## WORK REQUIRED:
Every entry below needs to be repeated exactly.

Interface dataset entries
*** Begin section ***

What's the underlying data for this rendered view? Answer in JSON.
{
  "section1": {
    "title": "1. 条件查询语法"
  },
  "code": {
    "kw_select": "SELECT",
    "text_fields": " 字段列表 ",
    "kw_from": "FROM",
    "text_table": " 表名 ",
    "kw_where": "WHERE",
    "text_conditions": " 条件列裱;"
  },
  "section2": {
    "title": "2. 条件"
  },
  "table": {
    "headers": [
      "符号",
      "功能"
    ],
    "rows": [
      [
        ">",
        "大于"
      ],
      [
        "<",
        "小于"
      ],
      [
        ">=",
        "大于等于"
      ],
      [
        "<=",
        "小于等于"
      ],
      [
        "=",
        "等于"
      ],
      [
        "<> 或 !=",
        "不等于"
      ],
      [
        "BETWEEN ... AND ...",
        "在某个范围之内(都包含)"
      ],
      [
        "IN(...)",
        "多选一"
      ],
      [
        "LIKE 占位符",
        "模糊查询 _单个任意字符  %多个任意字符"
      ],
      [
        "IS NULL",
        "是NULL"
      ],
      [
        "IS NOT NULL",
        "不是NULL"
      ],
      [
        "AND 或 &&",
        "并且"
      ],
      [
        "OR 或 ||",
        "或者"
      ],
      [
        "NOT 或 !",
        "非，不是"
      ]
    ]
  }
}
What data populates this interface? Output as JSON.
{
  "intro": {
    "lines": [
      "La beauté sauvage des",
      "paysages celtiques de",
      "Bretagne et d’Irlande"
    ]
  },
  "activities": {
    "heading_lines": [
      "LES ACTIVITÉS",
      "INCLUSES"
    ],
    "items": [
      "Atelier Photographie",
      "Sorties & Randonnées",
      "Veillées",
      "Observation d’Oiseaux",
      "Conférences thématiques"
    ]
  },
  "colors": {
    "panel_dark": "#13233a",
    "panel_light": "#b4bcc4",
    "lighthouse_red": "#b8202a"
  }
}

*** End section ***

## OUTPUT FOR THIS EXERCISE:
What's the underlying data for this rendered view? Answer in JSON.
{
  "section1": {
    "title": "1. 条件查询语法"
  },
  "code": {
    "kw_select": "SELECT",
    "text_fields": " 字段列表 ",
    "kw_from": "FROM",
    "text_table": " 表名 ",
    "kw_where": "WHERE",
    "text_conditions": " 条件列裱;"
  },
  "section2": {
    "title": "2. 条件"
  },
  "table": {
    "headers": [
      "符号",
      "功能"
    ],
    "rows": [
      [
        ">",
        "大于"
      ],
      [
        "<",
        "小于"
      ],
      [
        ">=",
        "大于等于"
      ],
      [
        "<=",
        "小于等于"
      ],
      [
        "=",
        "等于"
      ],
      [
        "<> 或 !=",
        "不等于"
      ],
      [
        "BETWEEN ... AND ...",
        "在某个范围之内(都包含)"
      ],
      [
        "IN(...)",
        "多选一"
      ],
      [
        "LIKE 占位符",
        "模糊查询 _单个任意字符  %多个任意字符"
      ],
      [
        "IS NULL",
        "是NULL"
      ],
      [
        "IS NOT NULL",
        "不是NULL"
      ],
      [
        "AND 或 &&",
        "并且"
      ],
      [
        "OR 或 ||",
        "或者"
      ],
      [
        "NOT 或 !",
        "非，不是"
      ]
    ]
  }
}
What data populates this interface? Output as JSON.
{
  "intro": {
    "lines": [
      "La beauté sauvage des",
      "paysages celtiques de",
      "Bretagne et d’Irlande"
    ]
  },
  "activities": {
    "heading_lines": [
      "LES ACTIVITÉS",
      "INCLUSES"
    ],
    "items": [
      "Atelier Photographie",
      "Sorties & Randonnées",
      "Veillées",
      "Observation d’Oiseaux",
      "Conférences thématiques"
    ]
  },
  "colors": {
    "panel_dark": "#13233a",
    "panel_light": "#b4bcc4",
    "lighthouse_red": "#b8202a"
  }
}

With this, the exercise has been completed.